Monday, December 2, 2013
Moneyball was, of course, about a kind of personnel selection process, albeit in the exotic universe of picking baseball players, so it's not surprising that "big data" has continued to develop in the employment setting. If you haven't been following this stuff, a good place to start is a recent article in the Atlantic, They're Watching You at Work.
As the scare title suggests, some of the developments continue the seemingly inexorable erosion of employee privacy. For example, electronic "badges" that collect data on employee interactions at a pretty deep level -- length, tone of voice, how much people interrupt, demonstration of empathy, etc. Team performance, apparently, can be predicted to a remarkable degree merely by the number of exchanges. And more refined data can identify "charismatic connectors" (maybe we used to call them "supervisors"?).
But privacy issues aside, Big Data has the potential to shift the criteria by which employers hire, and maybe not in obvious ways. One company thinks "one solid predictor of strong coding is an affinity for a particular Japanese manga site." And another uses video games (Wasabi Waiter, for one) "to suss out human potential." You might want to rethink telling Junior to put the iPad down and pick up a book.
Of course, in one way we've been here before, as the article stresses. "Scientific" human resources is not new, but this time, unlike prior fads, the approaches may in fact be scientific. In other words, the terabytes of data now available may allow a present day employer to have far more confidence that a successful Wasabi Waiter player will perform well on the job than an employer in the past could have expected from someone who passed the Wonderlic test with flying scores.

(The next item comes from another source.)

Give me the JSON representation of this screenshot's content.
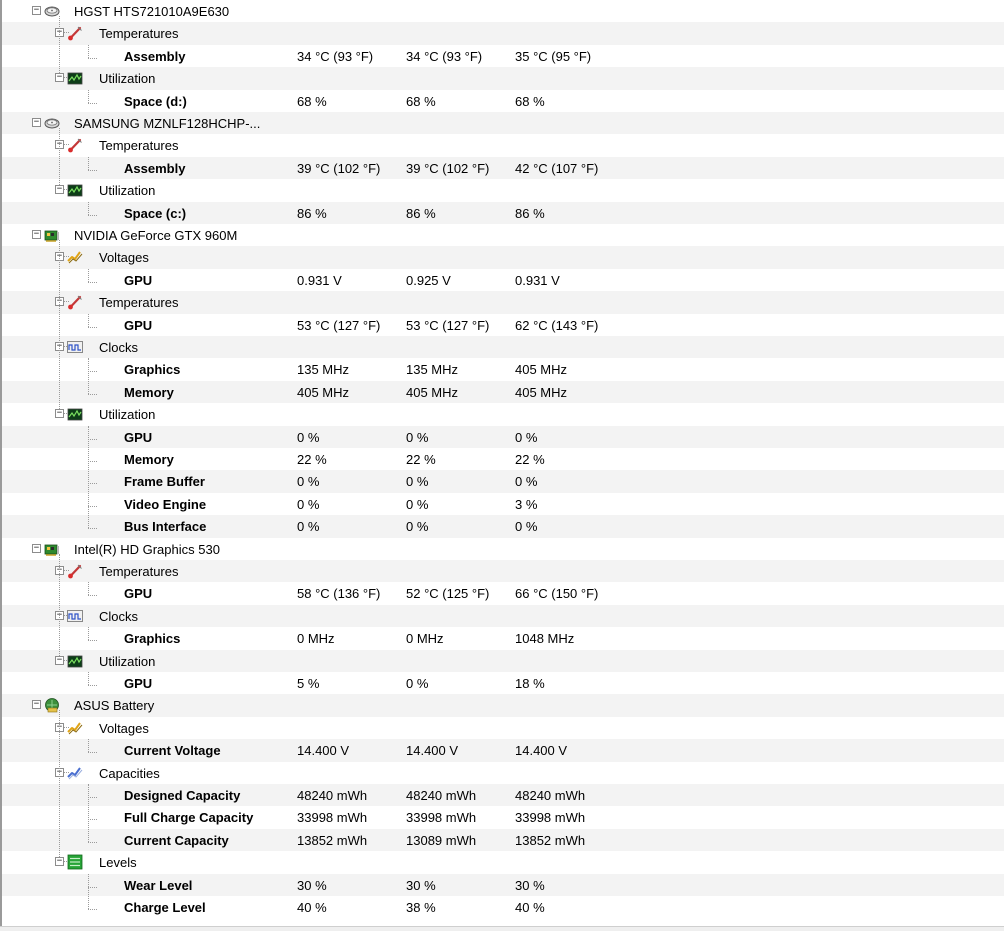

If so, we may see massive changes in the way employees are selected and rewarded, and not so very far in the future. Not all of which may be bad: the article stresses that such techniques may ameliorate the discriminatory effects of cognitive bias and the inequality concerns with current use of university/GPA as rough screens for probable performance.
But the legal implications remain to be worked out. We may be looking at yet another round of testing litigation, although this time the "test" being challenged might be Wasabi Waiter. (Oh, if you're wondering, the goal is to deliver the right sushi order to the right customer in an increasingly crowded restaurant.)
I don't really know enough to assess this brave new world, and I do well recall that earlier "advancements" promised similar results with very little success. Still, it's something to keep an eye on.
Hat tip to Liz Tippett for sending me the article.